Items listed in a dataset
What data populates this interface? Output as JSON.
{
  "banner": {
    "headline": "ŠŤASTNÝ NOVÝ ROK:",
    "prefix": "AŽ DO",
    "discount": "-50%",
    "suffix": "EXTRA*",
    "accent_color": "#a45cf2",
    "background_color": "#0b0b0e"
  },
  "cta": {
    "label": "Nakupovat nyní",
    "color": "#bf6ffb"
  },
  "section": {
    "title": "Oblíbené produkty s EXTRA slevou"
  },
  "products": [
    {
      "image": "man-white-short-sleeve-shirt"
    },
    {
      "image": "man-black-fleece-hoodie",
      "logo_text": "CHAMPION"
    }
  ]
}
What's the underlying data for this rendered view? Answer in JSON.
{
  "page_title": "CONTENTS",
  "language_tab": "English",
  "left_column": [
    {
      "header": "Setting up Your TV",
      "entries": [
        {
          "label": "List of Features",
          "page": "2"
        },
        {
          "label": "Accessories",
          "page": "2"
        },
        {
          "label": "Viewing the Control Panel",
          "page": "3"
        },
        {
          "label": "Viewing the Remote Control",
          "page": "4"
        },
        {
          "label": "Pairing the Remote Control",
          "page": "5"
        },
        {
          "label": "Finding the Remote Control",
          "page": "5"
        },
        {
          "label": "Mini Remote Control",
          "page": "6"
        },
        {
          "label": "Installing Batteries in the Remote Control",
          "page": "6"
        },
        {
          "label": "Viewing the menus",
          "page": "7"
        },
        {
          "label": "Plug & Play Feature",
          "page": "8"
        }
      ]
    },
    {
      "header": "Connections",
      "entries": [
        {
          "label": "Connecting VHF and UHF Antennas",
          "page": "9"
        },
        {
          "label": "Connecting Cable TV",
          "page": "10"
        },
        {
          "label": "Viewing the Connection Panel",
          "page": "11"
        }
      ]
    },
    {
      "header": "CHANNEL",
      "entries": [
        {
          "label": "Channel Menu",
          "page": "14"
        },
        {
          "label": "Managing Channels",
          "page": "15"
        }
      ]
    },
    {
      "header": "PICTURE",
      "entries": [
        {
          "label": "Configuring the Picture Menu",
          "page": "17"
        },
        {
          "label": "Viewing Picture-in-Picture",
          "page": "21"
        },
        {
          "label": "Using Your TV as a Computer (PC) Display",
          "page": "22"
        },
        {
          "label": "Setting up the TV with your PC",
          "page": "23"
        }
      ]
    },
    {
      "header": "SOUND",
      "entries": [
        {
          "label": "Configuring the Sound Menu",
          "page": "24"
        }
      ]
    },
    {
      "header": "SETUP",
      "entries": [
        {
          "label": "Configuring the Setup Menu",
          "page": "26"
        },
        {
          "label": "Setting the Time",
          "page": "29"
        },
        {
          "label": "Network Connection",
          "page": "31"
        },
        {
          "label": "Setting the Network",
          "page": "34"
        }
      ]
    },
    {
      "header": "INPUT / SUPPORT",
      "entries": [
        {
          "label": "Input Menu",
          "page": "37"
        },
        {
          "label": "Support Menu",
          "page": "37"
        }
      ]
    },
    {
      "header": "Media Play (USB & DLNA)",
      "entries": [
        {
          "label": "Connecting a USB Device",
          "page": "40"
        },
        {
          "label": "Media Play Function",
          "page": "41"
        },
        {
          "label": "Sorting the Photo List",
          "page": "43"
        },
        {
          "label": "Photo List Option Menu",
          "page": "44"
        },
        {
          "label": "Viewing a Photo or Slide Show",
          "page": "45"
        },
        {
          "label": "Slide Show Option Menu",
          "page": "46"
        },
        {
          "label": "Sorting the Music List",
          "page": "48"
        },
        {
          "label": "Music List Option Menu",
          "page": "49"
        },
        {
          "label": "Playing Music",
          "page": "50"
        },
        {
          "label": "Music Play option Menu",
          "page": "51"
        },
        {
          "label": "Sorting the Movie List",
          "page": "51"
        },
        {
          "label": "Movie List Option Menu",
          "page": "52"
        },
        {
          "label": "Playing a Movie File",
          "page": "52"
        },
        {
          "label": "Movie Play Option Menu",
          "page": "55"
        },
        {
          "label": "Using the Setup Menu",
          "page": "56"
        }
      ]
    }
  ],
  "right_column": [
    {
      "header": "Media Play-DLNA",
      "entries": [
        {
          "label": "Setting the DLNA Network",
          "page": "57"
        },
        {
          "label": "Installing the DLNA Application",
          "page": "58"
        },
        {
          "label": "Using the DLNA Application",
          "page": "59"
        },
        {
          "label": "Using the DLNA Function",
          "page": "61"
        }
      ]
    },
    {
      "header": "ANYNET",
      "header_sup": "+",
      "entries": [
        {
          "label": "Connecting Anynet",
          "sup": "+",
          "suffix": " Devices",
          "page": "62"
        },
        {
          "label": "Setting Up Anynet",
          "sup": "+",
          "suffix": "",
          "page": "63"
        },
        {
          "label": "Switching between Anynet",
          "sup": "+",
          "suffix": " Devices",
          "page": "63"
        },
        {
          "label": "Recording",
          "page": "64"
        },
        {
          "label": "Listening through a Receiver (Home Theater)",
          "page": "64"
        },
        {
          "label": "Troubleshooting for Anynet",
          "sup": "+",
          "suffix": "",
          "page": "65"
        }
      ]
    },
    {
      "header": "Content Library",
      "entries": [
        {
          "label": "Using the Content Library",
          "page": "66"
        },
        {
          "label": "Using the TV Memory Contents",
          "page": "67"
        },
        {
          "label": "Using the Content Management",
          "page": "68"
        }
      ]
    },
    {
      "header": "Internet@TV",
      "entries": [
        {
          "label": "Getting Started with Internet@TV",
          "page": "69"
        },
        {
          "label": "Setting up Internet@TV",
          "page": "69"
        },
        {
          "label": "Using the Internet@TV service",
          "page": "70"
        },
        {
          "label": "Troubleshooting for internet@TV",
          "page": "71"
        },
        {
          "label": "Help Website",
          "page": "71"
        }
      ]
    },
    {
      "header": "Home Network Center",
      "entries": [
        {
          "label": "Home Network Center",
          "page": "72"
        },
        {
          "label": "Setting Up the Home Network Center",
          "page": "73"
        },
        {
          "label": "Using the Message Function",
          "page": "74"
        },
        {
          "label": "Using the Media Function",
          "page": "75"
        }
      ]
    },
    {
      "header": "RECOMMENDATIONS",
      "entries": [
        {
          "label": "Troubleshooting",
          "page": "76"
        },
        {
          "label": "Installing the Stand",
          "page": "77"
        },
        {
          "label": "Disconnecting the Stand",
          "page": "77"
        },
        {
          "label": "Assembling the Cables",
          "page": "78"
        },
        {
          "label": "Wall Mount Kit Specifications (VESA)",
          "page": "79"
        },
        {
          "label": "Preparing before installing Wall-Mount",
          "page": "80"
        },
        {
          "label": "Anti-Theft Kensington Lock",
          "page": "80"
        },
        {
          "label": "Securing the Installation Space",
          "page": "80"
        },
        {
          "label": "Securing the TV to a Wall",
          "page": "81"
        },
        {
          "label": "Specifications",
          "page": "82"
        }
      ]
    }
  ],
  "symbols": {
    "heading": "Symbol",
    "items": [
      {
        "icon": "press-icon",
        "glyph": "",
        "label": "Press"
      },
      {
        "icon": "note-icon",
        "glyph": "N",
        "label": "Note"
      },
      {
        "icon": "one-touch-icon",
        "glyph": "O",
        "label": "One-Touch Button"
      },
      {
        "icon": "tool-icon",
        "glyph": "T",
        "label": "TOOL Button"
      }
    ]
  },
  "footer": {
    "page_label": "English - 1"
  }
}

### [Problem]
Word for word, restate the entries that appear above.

### [Result below]
What data populates this interface? Output as JSON.
{
  "banner": {
    "headline": "ŠŤASTNÝ NOVÝ ROK:",
    "prefix": "AŽ DO",
    "discount": "-50%",
    "suffix": "EXTRA*",
    "accent_color": "#a45cf2",
    "background_color": "#0b0b0e"
  },
  "cta": {
    "label": "Nakupovat nyní",
    "color": "#bf6ffb"
  },
  "section": {
    "title": "Oblíbené produkty s EXTRA slevou"
  },
  "products": [
    {
      "image": "man-white-short-sleeve-shirt"
    },
    {
      "image": "man-black-fleece-hoodie",
      "logo_text": "CHAMPION"
    }
  ]
}
What's the underlying data for this rendered view? Answer in JSON.
{
  "page_title": "CONTENTS",
  "language_tab": "English",
  "left_column": [
    {
      "header": "Setting up Your TV",
      "entries": [
        {
          "label": "List of Features",
          "page": "2"
        },
        {
          "label": "Accessories",
          "page": "2"
        },
        {
          "label": "Viewing the Control Panel",
          "page": "3"
        },
        {
          "label": "Viewing the Remote Control",
          "page": "4"
        },
        {
          "label": "Pairing the Remote Control",
          "page": "5"
        },
        {
          "label": "Finding the Remote Control",
          "page": "5"
        },
        {
          "label": "Mini Remote Control",
          "page": "6"
        },
        {
          "label": "Installing Batteries in the Remote Control",
          "page": "6"
        },
        {
          "label": "Viewing the menus",
          "page": "7"
        },
        {
          "label": "Plug & Play Feature",
          "page": "8"
        }
      ]
    },
    {
      "header": "Connections",
      "entries": [
        {
          "label": "Connecting VHF and UHF Antennas",
          "page": "9"
        },
        {
          "label": "Connecting Cable TV",
          "page": "10"
        },
        {
          "label": "Viewing the Connection Panel",
          "page": "11"
        }
      ]
    },
    {
      "header": "CHANNEL",
      "entries": [
        {
          "label": "Channel Menu",
          "page": "14"
        },
        {
          "label": "Managing Channels",
          "page": "15"
        }
      ]
    },
    {
      "header": "PICTURE",
      "entries": [
        {
          "label": "Configuring the Picture Menu",
          "page": "17"
        },
        {
          "label": "Viewing Picture-in-Picture",
          "page": "21"
        },
        {
          "label": "Using Your TV as a Computer (PC) Display",
          "page": "22"
        },
        {
          "label": "Setting up the TV with your PC",
          "page": "23"
        }
      ]
    },
    {
      "header": "SOUND",
      "entries": [
        {
          "label": "Configuring the Sound Menu",
          "page": "24"
        }
      ]
    },
    {
      "header": "SETUP",
      "entries": [
        {
          "label": "Configuring the Setup Menu",
          "page": "26"
        },
        {
          "label": "Setting the Time",
          "page": "29"
        },
        {
          "label": "Network Connection",
          "page": "31"
        },
        {
          "label": "Setting the Network",
          "page": "34"
        }
      ]
    },
    {
      "header": "INPUT / SUPPORT",
      "entries": [
        {
          "label": "Input Menu",
          "page": "37"
        },
        {
          "label": "Support Menu",
          "page": "37"
        }
      ]
    },
    {
      "header": "Media Play (USB & DLNA)",
      "entries": [
        {
          "label": "Connecting a USB Device",
          "page": "40"
        },
        {
          "label": "Media Play Function",
          "page": "41"
        },
        {
          "label": "Sorting the Photo List",
          "page": "43"
        },
        {
          "label": "Photo List Option Menu",
          "page": "44"
        },
        {
          "label": "Viewing a Photo or Slide Show",
          "page": "45"
        },
        {
          "label": "Slide Show Option Menu",
          "page": "46"
        },
        {
          "label": "Sorting the Music List",
          "page": "48"
        },
        {
          "label": "Music List Option Menu",
          "page": "49"
        },
        {
          "label": "Playing Music",
          "page": "50"
        },
        {
          "label": "Music Play option Menu",
          "page": "51"
        },
        {
          "label": "Sorting the Movie List",
          "page": "51"
        },
        {
          "label": "Movie List Option Menu",
          "page": "52"
        },
        {
          "label": "Playing a Movie File",
          "page": "52"
        },
        {
          "label": "Movie Play Option Menu",
          "page": "55"
        },
        {
          "label": "Using the Setup Menu",
          "page": "56"
        }
      ]
    }
  ],
  "right_column": [
    {
      "header": "Media Play-DLNA",
      "entries": [
        {
          "label": "Setting the DLNA Network",
          "page": "57"
        },
        {
          "label": "Installing the DLNA Application",
          "page": "58"
        },
        {
          "label": "Using the DLNA Application",
          "page": "59"
        },
        {
          "label": "Using the DLNA Function",
          "page": "61"
        }
      ]
    },
    {
      "header": "ANYNET",
      "header_sup": "+",
      "entries": [
        {
          "label": "Connecting Anynet",
          "sup": "+",
          "suffix": " Devices",
          "page": "62"
        },
        {
          "label": "Setting Up Anynet",
          "sup": "+",
          "suffix": "",
          "page": "63"
        },
        {
          "label": "Switching between Anynet",
          "sup": "+",
          "suffix": " Devices",
          "page": "63"
        },
        {
          "label": "Recording",
          "page": "64"
        },
        {
          "label": "Listening through a Receiver (Home Theater)",
          "page": "64"
        },
        {
          "label": "Troubleshooting for Anynet",
          "sup": "+",
          "suffix": "",
          "page": "65"
        }
      ]
    },
    {
      "header": "Content Library",
      "entries": [
        {
          "label": "Using the Content Library",
          "page": "66"
        },
        {
          "label": "Using the TV Memory Contents",
          "page": "67"
        },
        {
          "label": "Using the Content Management",
          "page": "68"
        }
      ]
    },
    {
      "header": "Internet@TV",
      "entries": [
        {
          "label": "Getting Started with Internet@TV",
          "page": "69"
        },
        {
          "label": "Setting up Internet@TV",
          "page": "69"
        },
        {
          "label": "Using the Internet@TV service",
          "page": "70"
        },
        {
          "label": "Troubleshooting for internet@TV",
          "page": "71"
        },
        {
          "label": "Help Website",
          "page": "71"
        }
      ]
    },
    {
      "header": "Home Network Center",
      "entries": [
        {
          "label": "Home Network Center",
          "page": "72"
        },
        {
          "label": "Setting Up the Home Network Center",
          "page": "73"
        },
        {
          "label": "Using the Message Function",
          "page": "74"
        },
        {
          "label": "Using the Media Function",
          "page": "75"
        }
      ]
    },
    {
      "header": "RECOMMENDATIONS",
      "entries": [
        {
          "label": "Troubleshooting",
          "page": "76"
        },
        {
          "label": "Installing the Stand",
          "page": "77"
        },
        {
          "label": "Disconnecting the Stand",
          "page": "77"
        },
        {
          "label": "Assembling the Cables",
          "page": "78"
        },
        {
          "label": "Wall Mount Kit Specifications (VESA)",
          "page": "79"
        },
        {
          "label": "Preparing before installing Wall-Mount",
          "page": "80"
        },
        {
          "label": "Anti-Theft Kensington Lock",
          "page": "80"
        },
        {
          "label": "Securing the Installation Space",
          "page": "80"
        },
        {
          "label": "Securing the TV to a Wall",
          "page": "81"
        },
        {
          "label": "Specifications",
          "page": "82"
        }
      ]
    }
  ],
  "symbols": {
    "heading": "Symbol",
    "items": [
      {
        "icon": "press-icon",
        "glyph": "",
        "label": "Press"
      },
      {
        "icon": "note-icon",
        "glyph": "N",
        "label": "Note"
      },
      {
        "icon": "one-touch-icon",
        "glyph": "O",
        "label": "One-Touch Button"
      },
      {
        "icon": "tool-icon",
        "glyph": "T",
        "label": "TOOL Button"
      }
    ]
  },
  "footer": {
    "page_label": "English - 1"
  }
}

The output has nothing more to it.